### Data for this exercise
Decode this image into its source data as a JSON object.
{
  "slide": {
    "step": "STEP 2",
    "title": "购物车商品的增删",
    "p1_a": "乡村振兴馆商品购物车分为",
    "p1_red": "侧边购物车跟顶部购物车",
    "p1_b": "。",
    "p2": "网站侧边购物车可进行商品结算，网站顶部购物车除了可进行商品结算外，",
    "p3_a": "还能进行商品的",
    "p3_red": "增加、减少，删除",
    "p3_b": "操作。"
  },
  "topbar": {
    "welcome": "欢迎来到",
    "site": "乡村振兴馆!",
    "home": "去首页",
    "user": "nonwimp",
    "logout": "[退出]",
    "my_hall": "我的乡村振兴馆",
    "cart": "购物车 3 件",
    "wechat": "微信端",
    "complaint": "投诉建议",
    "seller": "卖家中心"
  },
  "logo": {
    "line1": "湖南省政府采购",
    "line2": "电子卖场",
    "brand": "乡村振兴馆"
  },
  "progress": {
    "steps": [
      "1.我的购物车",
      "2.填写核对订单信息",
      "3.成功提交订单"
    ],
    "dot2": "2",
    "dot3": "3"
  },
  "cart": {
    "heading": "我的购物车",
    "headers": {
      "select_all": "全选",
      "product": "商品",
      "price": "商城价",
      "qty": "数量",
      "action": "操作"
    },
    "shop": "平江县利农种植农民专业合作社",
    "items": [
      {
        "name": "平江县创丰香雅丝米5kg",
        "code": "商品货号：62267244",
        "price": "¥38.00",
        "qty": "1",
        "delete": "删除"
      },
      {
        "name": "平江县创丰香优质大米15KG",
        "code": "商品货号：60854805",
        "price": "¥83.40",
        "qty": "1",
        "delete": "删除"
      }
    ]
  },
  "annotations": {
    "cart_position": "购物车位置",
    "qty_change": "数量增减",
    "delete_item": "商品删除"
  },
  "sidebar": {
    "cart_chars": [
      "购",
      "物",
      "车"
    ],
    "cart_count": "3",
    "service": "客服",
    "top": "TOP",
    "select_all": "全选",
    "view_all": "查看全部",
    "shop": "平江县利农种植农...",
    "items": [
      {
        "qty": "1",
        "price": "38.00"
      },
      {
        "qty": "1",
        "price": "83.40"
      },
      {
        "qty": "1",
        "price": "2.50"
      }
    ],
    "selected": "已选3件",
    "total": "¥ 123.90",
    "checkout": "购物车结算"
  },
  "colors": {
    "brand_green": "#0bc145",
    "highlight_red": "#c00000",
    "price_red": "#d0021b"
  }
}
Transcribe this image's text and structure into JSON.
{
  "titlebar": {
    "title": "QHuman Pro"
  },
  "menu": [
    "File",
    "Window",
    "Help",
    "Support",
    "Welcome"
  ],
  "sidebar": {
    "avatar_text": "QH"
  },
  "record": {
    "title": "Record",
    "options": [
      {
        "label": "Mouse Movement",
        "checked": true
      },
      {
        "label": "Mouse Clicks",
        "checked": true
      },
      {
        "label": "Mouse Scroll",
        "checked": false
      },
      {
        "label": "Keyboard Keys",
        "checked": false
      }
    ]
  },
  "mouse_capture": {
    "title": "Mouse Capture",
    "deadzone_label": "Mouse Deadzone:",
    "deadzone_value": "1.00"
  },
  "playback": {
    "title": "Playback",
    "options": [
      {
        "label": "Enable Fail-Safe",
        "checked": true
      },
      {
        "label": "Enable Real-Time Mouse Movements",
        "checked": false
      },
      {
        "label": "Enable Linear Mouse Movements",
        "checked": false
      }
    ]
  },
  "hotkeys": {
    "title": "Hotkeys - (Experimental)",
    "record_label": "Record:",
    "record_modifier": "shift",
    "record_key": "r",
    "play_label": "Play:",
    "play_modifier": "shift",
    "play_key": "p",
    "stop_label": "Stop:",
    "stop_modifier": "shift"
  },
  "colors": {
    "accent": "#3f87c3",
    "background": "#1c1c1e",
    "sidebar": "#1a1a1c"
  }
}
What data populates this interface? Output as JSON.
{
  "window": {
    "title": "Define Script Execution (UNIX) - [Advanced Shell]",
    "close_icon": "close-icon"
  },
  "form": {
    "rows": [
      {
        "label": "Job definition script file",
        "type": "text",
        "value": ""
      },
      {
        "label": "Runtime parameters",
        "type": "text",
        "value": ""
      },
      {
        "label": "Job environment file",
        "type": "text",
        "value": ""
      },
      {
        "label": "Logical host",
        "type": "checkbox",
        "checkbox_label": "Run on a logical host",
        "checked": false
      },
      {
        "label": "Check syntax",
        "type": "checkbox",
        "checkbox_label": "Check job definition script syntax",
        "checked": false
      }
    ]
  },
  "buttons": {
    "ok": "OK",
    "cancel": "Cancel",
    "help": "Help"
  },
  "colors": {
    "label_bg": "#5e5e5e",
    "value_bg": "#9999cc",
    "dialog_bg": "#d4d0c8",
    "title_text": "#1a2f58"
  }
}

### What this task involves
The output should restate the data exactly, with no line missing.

### Answer space
Decode this image into its source data as a JSON object.
{
  "slide": {
    "step": "STEP 2",
    "title": "购物车商品的增删",
    "p1_a": "乡村振兴馆商品购物车分为",
    "p1_red": "侧边购物车跟顶部购物车",
    "p1_b": "。",
    "p2": "网站侧边购物车可进行商品结算，网站顶部购物车除了可进行商品结算外，",
    "p3_a": "还能进行商品的",
    "p3_red": "增加、减少，删除",
    "p3_b": "操作。"
  },
  "topbar": {
    "welcome": "欢迎来到",
    "site": "乡村振兴馆!",
    "home": "去首页",
    "user": "nonwimp",
    "logout": "[退出]",
    "my_hall": "我的乡村振兴馆",
    "cart": "购物车 3 件",
    "wechat": "微信端",
    "complaint": "投诉建议",
    "seller": "卖家中心"
  },
  "logo": {
    "line1": "湖南省政府采购",
    "line2": "电子卖场",
    "brand": "乡村振兴馆"
  },
  "progress": {
    "steps": [
      "1.我的购物车",
      "2.填写核对订单信息",
      "3.成功提交订单"
    ],
    "dot2": "2",
    "dot3": "3"
  },
  "cart": {
    "heading": "我的购物车",
    "headers": {
      "select_all": "全选",
      "product": "商品",
      "price": "商城价",
      "qty": "数量",
      "action": "操作"
    },
    "shop": "平江县利农种植农民专业合作社",
    "items": [
      {
        "name": "平江县创丰香雅丝米5kg",
        "code": "商品货号：62267244",
        "price": "¥38.00",
        "qty": "1",
        "delete": "删除"
      },
      {
        "name": "平江县创丰香优质大米15KG",
        "code": "商品货号：60854805",
        "price": "¥83.40",
        "qty": "1",
        "delete": "删除"
      }
    ]
  },
  "annotations": {
    "cart_position": "购物车位置",
    "qty_change": "数量增减",
    "delete_item": "商品删除"
  },
  "sidebar": {
    "cart_chars": [
      "购",
      "物",
      "车"
    ],
    "cart_count": "3",
    "service": "客服",
    "top": "TOP",
    "select_all": "全选",
    "view_all": "查看全部",
    "shop": "平江县利农种植农...",
    "items": [
      {
        "qty": "1",
        "price": "38.00"
      },
      {
        "qty": "1",
        "price": "83.40"
      },
      {
        "qty": "1",
        "price": "2.50"
      }
    ],
    "selected": "已选3件",
    "total": "¥ 123.90",
    "checkout": "购物车结算"
  },
  "colors": {
    "brand_green": "#0bc145",
    "highlight_red": "#c00000",
    "price_red": "#d0021b"
  }
}
Transcribe this image's text and structure into JSON.
{
  "titlebar": {
    "title": "QHuman Pro"
  },
  "menu": [
    "File",
    "Window",
    "Help",
    "Support",
    "Welcome"
  ],
  "sidebar": {
    "avatar_text": "QH"
  },
  "record": {
    "title": "Record",
    "options": [
      {
        "label": "Mouse Movement",
        "checked": true
      },
      {
        "label": "Mouse Clicks",
        "checked": true
      },
      {
        "label": "Mouse Scroll",
        "checked": false
      },
      {
        "label": "Keyboard Keys",
        "checked": false
      }
    ]
  },
  "mouse_capture": {
    "title": "Mouse Capture",
    "deadzone_label": "Mouse Deadzone:",
    "deadzone_value": "1.00"
  },
  "playback": {
    "title": "Playback",
    "options": [
      {
        "label": "Enable Fail-Safe",
        "checked": true
      },
      {
        "label": "Enable Real-Time Mouse Movements",
        "checked": false
      },
      {
        "label": "Enable Linear Mouse Movements",
        "checked": false
      }
    ]
  },
  "hotkeys": {
    "title": "Hotkeys - (Experimental)",
    "record_label": "Record:",
    "record_modifier": "shift",
    "record_key": "r",
    "play_label": "Play:",
    "play_modifier": "shift",
    "play_key": "p",
    "stop_label": "Stop:",
    "stop_modifier": "shift"
  },
  "colors": {
    "accent": "#3f87c3",
    "background": "#1c1c1e",
    "sidebar": "#1a1a1c"
  }
}
What data populates this interface? Output as JSON.
{
  "window": {
    "title": "Define Script Execution (UNIX) - [Advanced Shell]",
    "close_icon": "close-icon"
  },
  "form": {
    "rows": [
      {
        "label": "Job definition script file",
        "type": "text",
        "value": ""
      },
      {
        "label": "Runtime parameters",
        "type": "text",
        "value": ""
      },
      {
        "label": "Job environment file",
        "type": "text",
        "value": ""
      },
      {
        "label": "Logical host",
        "type": "checkbox",
        "checkbox_label": "Run on a logical host",
        "checked": false
      },
      {
        "label": "Check syntax",
        "type": "checkbox",
        "checkbox_label": "Check job definition script syntax",
        "checked": false
      }
    ]
  },
  "buttons": {
    "ok": "OK",
    "cancel": "Cancel",
    "help": "Help"
  },
  "colors": {
    "label_bg": "#5e5e5e",
    "value_bg": "#9999cc",
    "dialog_bg": "#d4d0c8",
    "title_text": "#1a2f58"
  }
}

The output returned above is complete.